leave. The US has stage-managed Iraq's interim government. Exiles
were brought back and put in power. Vietnam's Diem came from New
Jersey, Iraq's Allawi from Britain.
8. Both wars claimed to be about noble international goals.
Vietnam was pictured as a crusade against aggressive communism and
falling dominos. Iraq was sold as a front in a global war on
terrorism. Neither claim proved true.
9. An imperial drive for resource control and markets helped
drive both interventions. Vietnam had rubber and manganese and rare
minerals. Iraq has oil. In both wars, any economic agenda was
officially denied and ignored by most media outlets.
10. Both wars took place in countries with cultures we never
understood or spoke the language, Both involved "insurgents" whose
military prowess was underestimated and misrepresented. In Vietnam,
we called the "enemy" communists; in Iraq we call them foreign
terrorists. (Soldiers had their own terms, "gooks" in Vietnam, "ragheads"
in Iraq) In both counties, they was in fact an indigenous resistance
that enjoyed popular support. (Both targeted and brutalized people
they considered collaborators with the invaders just as our own
Revolution went after Americans who backed the British.) In both
wars, as in all wars, innocent civilians died in droves.
11. In both countries the US promised to help rebuild the damages
caused by US bombing. In Vietnam, a $2 Billion presidential
reconstruction pledge was not honored. In Iraq, the electricity and
other services are still out in many areas.

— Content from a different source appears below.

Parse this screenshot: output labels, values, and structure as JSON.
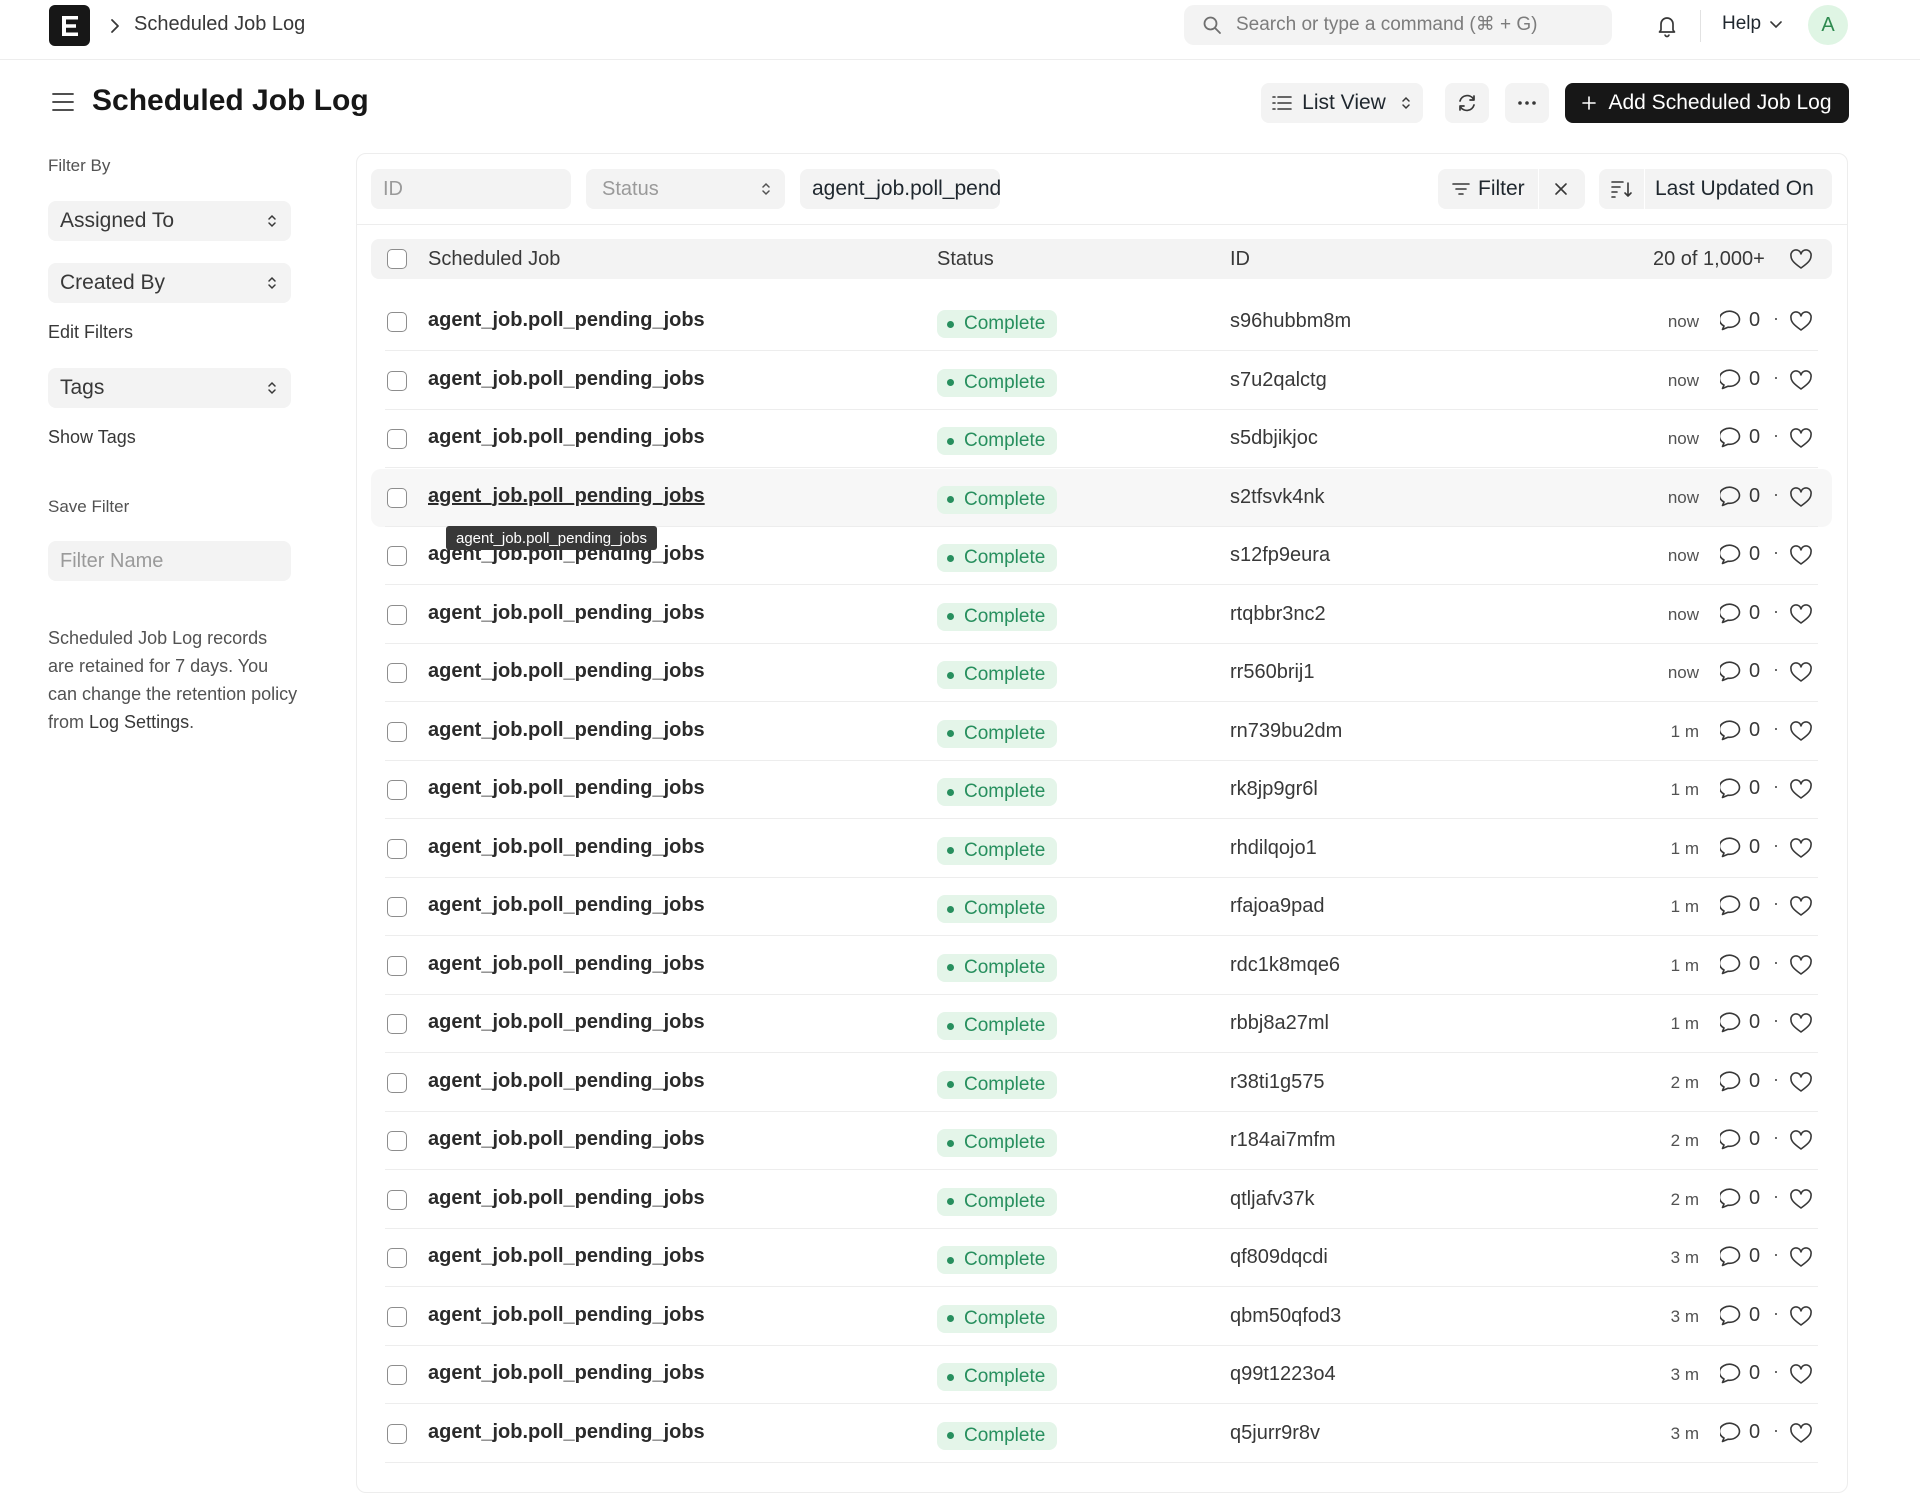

In both wars US
companies and suppliers have profited handsomely; Brown &Root in
Vietnam; Halliburton in Iraq, to cite but two.
12. In Vietnam, the Pentagon's counter-insurgency effort failed
to "pacify" the countryside even with a half a million US soldiers
"in country." The insurgency in Iraq is growing despite the best
efforts of US soldiers. More have died since President Bush
proclaimed "mission accomplished" than during the invasion.
The Vietnamese forced the US into negotiations for the Paris
Peace Agreement. When the agreement was continually violated, they
brilliantly staged a final offensive that surprised and routed a
superior million-man Saigon Army. Can the Iraqi resistance do the
The BBC is wondering too, reminding us, "As the casualties
mounted so did the questions about how much a threat the Vietcong
could really pose. Today another pre-emptive war against an enemy
far from home has posed similar questions."
As the insurgency in Iraq escalates and continues to seize the
initiative with the capacity to attack where and when it wants, is
it unthinkable to suspect that another April 30th campaign of the
kind that "liberated" Saigon is possible in Baghdad?
We have already seen "the fall" of Baghdad. Can it "fall" again?
Of course not!
Repeat after me. We are winning.
Democracy is on the march.
News Dissector Danny Schechter, editor of
Mediachannel.org, reported from Vietnam in 1974 and 1997. His
latest film is WMD (Weapons of Mass Deception) on the media coverage
of the Iraq war. (www.wmdthefilm.com)